*Exercise*
Exact reproduction of the data is required, with images excluded.

*Study material*
------------

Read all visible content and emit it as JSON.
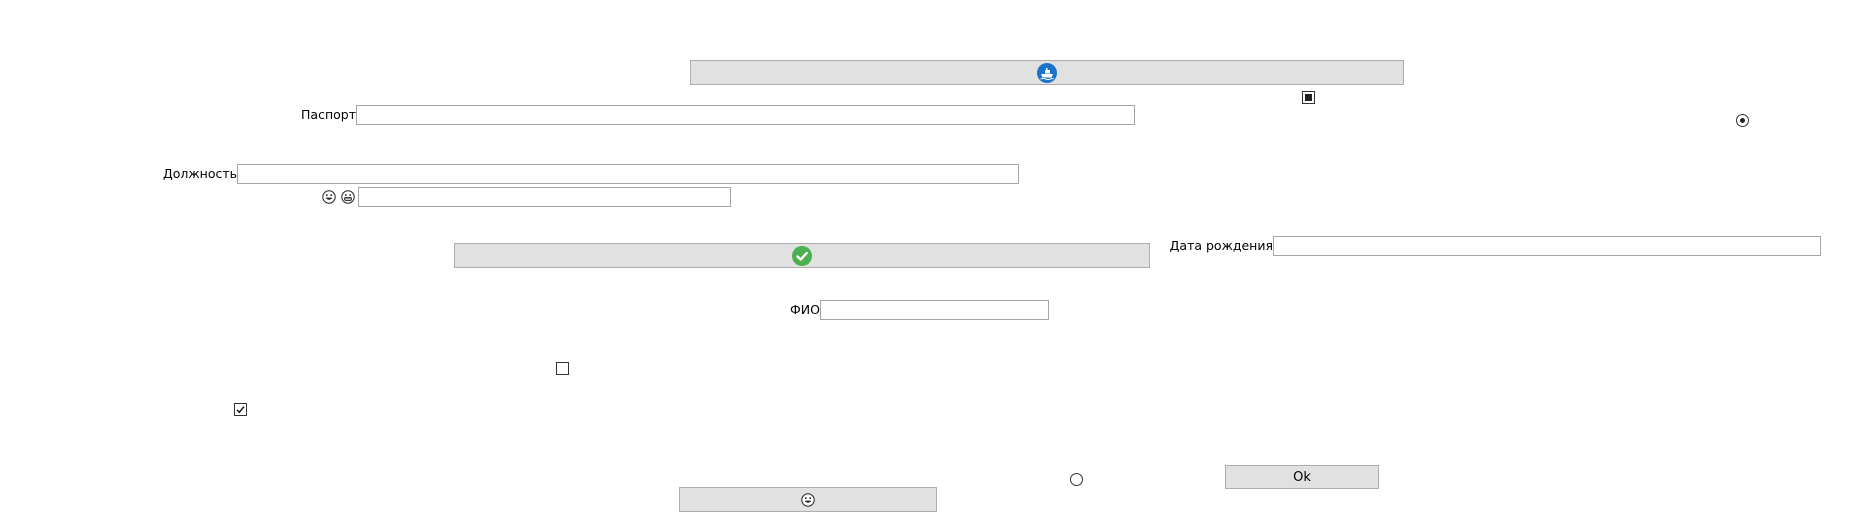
{
  "buttons": {
    "ship_button_icon": "ship-icon",
    "check_button_icon": "check-circle-icon",
    "emoji_button_icon": "grinning-face-icon",
    "ok_label": "Ok"
  },
  "fields": {
    "passport": {
      "label": "Паспорт",
      "value": ""
    },
    "position": {
      "label": "Должность",
      "value": ""
    },
    "emoji_field": {
      "value": ""
    },
    "birth_date": {
      "label": "Дата рождения",
      "value": ""
    },
    "full_name": {
      "label": "ФИО",
      "value": ""
    }
  },
  "controls": {
    "tristate_checkbox": {
      "state": "indeterminate"
    },
    "radio_top_right": {
      "checked": true
    },
    "radio_bottom": {
      "checked": false
    },
    "checkbox_unchecked": {
      "checked": false
    },
    "checkbox_checked": {
      "checked": true
    }
  },
  "colors": {
    "button_bg": "#e1e1e1",
    "ship_icon_blue": "#1a73c8",
    "check_icon_green": "#4caf50"
  }
}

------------

*Task answer*
Read all visible content and emit it as JSON.
{
  "buttons": {
    "ship_button_icon": "ship-icon",
    "check_button_icon": "check-circle-icon",
    "emoji_button_icon": "grinning-face-icon",
    "ok_label": "Ok"
  },
  "fields": {
    "passport": {
      "label": "Паспорт",
      "value": ""
    },
    "position": {
      "label": "Должность",
      "value": ""
    },
    "emoji_field": {
      "value": ""
    },
    "birth_date": {
      "label": "Дата рождения",
      "value": ""
    },
    "full_name": {
      "label": "ФИО",
      "value": ""
    }
  },
  "controls": {
    "tristate_checkbox": {
      "state": "indeterminate"
    },
    "radio_top_right": {
      "checked": true
    },
    "radio_bottom": {
      "checked": false
    },
    "checkbox_unchecked": {
      "checked": false
    },
    "checkbox_checked": {
      "checked": true
    }
  },
  "colors": {
    "button_bg": "#e1e1e1",
    "ship_icon_blue": "#1a73c8",
    "check_icon_green": "#4caf50"
  }
}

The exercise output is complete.